Síguenos en Twitter     Síguenos en Facebook     Síguenos en Google+     Síguenos en YouTube     Siguenos en Linkedin     Correo Grupsagessa     Gmail     Yahoo Mail     Dropbox     Instagram     Pinterest     Slack     Google Drive     Reddit     StumbleUpon     Print

SOBRE EL AUTOR **

Mi foto
FACP. Colegio de médicos de Tarragona Nº 4305520 / fgcapriles@gmail.com

WORLD EMERGENCY MEDICINE SOCIETIES

iSepsis – Understanding Lactate

Buscar en contenido

Contenido:

jueves, 6 de octubre de 2016

Posterior Epistaxis Management
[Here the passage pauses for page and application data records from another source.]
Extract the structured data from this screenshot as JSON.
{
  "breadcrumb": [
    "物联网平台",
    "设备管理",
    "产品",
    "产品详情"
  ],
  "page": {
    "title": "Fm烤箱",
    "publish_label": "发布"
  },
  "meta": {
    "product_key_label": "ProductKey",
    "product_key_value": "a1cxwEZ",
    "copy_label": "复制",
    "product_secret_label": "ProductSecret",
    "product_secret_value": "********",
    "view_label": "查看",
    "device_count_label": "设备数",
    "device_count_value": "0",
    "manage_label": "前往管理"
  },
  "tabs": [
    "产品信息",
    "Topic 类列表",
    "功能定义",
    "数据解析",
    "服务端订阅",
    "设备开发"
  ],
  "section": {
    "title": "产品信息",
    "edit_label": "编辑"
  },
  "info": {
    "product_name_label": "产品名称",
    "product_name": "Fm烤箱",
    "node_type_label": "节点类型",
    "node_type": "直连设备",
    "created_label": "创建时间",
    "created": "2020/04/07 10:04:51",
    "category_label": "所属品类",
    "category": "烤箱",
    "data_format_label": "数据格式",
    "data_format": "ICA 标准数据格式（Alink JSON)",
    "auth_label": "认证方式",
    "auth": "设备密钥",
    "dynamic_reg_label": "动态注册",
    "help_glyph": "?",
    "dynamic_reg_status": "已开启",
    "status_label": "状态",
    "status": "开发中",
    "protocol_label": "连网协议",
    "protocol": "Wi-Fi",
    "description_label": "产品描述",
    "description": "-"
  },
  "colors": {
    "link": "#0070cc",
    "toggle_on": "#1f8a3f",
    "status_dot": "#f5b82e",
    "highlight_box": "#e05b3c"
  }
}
figure-1
emDocs - October 6, 2016 - Author: Simon E - Edited by: Koyfman A and Singh M
"Epistaxis is one of the most commonly encountered ear, nose, and throat (ENT) emergencies in the US.1-4 It is estimated that up to 60% of the population will experience an episode of epistaxis throughout their lifetime; with approximately 10% having a bleeding source localized to the posterior nares. Current data demonstrate a bimodal age distribution of epistaxis with the majority of cases occurring amongst those aged 2-10 years and 50-80 years. Despite this reported prevalence of epistaxis, epidemiologic data cite only 6% of individuals as presenting to healthcare providers for anterior epistaxis treatment, and only 5% for posterior epistaxis treatment.
Seasonal variation in the rates of epistaxis have been described in temperate and tropical climates. The majority of epistaxis episodes in the US occur during the winter months, a finding thought secondary to a decrease in ambient humidity and increase in concomitant upper respiratory infections. In tropical climates, epistaxis occurs frequently during dry seasons...
The Evaluation of a Patient Presenting with Epistaxis
Evaluation should begin with an assessment of the ABCs. If the patient is actively bleeding, but protecting his airway and hemodynamically stable, he should be placed in a seated position (leaning forward so as to avoid increasing the flow of blood to the posterior oropharynx), and instructed on the application of direct pressure to the bilateral nares for approximately 5-10 minutes. Expectoration of blood residing in the oropharynx should be encouraged so as to reduce the risk of aspiration or emesis..."